Friday, November 8, 2013

Dual/Duel Review: The Haunting (of Hill House)

Dual/Duel reviews are an online smackdown between two books, movies, games, podcasts, etc. etc. that I think are interesting to compare, contrast, and comment on. For a list of other dual/duel reviews, go here.

Just about every book made into a movie is better than that movie. The only exceptions that spring to mind are Jaws (the movie wisely drops the soap-opera-esque adultery subplot in the book) and Moby Dick (the movie doesn't bog down in cetacean biology or whaling techniques). Otherwise, you are better off reading the book. But what about The Haunting, the film version of Shirley Jackson's novel?

Growing up I saw The Haunting on television and it scared the pants off me. The movie was made by Robert Wise, director of The Sound of Music and West Side Story. It's a simple and effective chiller about a group of people who go to a house to investigate psychic disturbances there. The organizer of the group is Dr. Markway, who wants to write a paper about the phenomena. Luke Sanderson, who will inherit the house, comes to represent the family interest, though he seems more interested in having a good time. Dr. Markway invites several other people to come to the house. Only two accept. One is Eleanor, a fragile woman who has spent most of her life caring for her sick mother (now deceased). She wants to go since she has nothing in her life other than an annoying sister and brother-in-law who are completely unsupportive. She takes the car (which is half hers) and drives off to Hill House to meet the doctor. The story remains mostly from her perspective and we can tell she's already troubled before she even gets to the haunted house. Things go bump in the night and from bad to worse for her as the story goes on.

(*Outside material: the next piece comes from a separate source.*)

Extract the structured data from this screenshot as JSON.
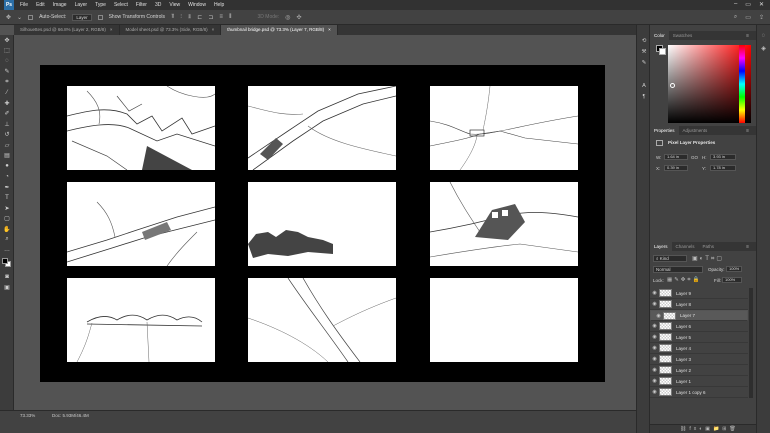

The movie is highly effective in that it does not rely on special effects other than mostly sound effects. In one great scene, Eleanor is in a bedroom with Theo, the other female in the group. A noise is out in the hall, coming closer, getting louder. It bashes on the door like a cannon ball, then gets quiet and whispery as whatever it is tries to get in. It's all worked out through sound effects and is a great scene that made me hide my eyes in fear. Even the third time watching it!

The movie stays very close to the plot of the book (though the doctor's name is Montague in the book--it doesn't seem like there's much reason for a change). The book goes much deeper into Eleanor's mind and shows how much the house gets under her skin. Presenting her perspective is much easier in a book than a movie, so naturally that's better. There's also more humor in the book which allows readers to have greater mood swings when the horrors happen. Getting that balance right (the humor and the horror) is pretty difficult and more humor might have sunk the movie. The book is better than the movie, but this particular pairing is very close. Both are highly recommended (though avoid the 1990's movie remake, which is truly terrible because of the dependance on visual effects in the place of psychological terror).

For some great commentary on the book, listen to A Good Story is Hard to Find podcast #71. Scott and Julie from the podcast are who inspired me to read the book, which I found at the local British library. Though they did say there's an edition with an introduction by Guillermo del Toro. I may search that out someday. The amazon link below is to that edition.

Winner: The Book

Loser: The Movie


  1. Thank you for the mention! :-)

    My mother, a die-hard Shirley Jackson fan, mentioned that the movie was excellent and just as good as the book ... so I was interested to get your take on it. I may have to listen to both of you and rent it soon! :-)

  2. I loaned my DVD of The Haunting to a co-worker many years ago and never got it back. Happily, I discovered it has been re-released on DVD and Bluray. Also, Amazon has it as an Instant/streaming title, so if your local DVD renters don't have it, Amazon does.

    I've borrowed a copy of Lincoln on DVD and just discovered Unholy Night is at the local library. 400 pages though...I might not listen to the podcast right away ;-)